*** Begin section ***

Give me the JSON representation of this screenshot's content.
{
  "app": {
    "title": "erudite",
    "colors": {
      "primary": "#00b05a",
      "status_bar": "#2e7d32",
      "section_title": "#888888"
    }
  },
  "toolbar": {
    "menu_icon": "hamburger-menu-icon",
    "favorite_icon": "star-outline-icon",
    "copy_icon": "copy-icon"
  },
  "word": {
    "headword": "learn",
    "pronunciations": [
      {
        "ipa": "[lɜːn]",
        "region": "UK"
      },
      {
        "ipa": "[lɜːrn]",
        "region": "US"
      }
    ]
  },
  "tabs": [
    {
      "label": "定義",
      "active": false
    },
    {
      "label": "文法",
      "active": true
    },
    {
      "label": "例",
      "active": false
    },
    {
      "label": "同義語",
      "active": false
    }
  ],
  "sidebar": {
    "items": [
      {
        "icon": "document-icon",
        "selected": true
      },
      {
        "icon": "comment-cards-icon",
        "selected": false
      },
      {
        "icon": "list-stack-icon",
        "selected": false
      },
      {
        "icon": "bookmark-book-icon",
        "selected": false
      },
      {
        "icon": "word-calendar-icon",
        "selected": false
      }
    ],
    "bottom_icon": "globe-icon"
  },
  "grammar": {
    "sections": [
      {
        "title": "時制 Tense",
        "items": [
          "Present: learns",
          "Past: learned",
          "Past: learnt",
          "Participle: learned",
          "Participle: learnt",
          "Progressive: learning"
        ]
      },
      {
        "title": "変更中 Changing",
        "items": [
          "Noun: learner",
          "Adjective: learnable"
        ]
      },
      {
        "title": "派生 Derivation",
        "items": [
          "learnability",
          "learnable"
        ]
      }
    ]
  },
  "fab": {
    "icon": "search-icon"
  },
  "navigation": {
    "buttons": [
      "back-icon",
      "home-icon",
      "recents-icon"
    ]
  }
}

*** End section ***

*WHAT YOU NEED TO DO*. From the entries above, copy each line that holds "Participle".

*OUTPUT OF THE EXERCISE*.
          "Participle: learned",
          "Participle: learnt",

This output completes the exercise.